Check each line of the listing for the string "true". Copy those where it appears.
------------------------------
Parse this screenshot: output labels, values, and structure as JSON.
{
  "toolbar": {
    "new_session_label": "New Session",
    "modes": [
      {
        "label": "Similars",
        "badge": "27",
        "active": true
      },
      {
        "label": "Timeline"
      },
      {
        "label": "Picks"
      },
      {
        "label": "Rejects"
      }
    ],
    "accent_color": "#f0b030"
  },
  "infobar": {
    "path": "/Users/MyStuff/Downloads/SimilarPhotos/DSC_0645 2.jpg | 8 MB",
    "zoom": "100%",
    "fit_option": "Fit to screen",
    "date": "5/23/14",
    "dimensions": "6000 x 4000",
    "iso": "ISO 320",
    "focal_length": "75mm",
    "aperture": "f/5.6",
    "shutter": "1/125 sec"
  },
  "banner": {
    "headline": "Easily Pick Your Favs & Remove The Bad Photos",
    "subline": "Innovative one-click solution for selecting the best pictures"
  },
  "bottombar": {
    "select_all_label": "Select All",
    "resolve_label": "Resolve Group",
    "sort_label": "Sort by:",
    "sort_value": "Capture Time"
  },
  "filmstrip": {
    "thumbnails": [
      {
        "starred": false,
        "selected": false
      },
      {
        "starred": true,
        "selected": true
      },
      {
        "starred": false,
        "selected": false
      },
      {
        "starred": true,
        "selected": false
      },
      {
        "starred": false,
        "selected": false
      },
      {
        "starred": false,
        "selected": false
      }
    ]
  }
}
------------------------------
__Finished task__.
        "active": true
        "starred": true,
        "selected": true
        "starred": true,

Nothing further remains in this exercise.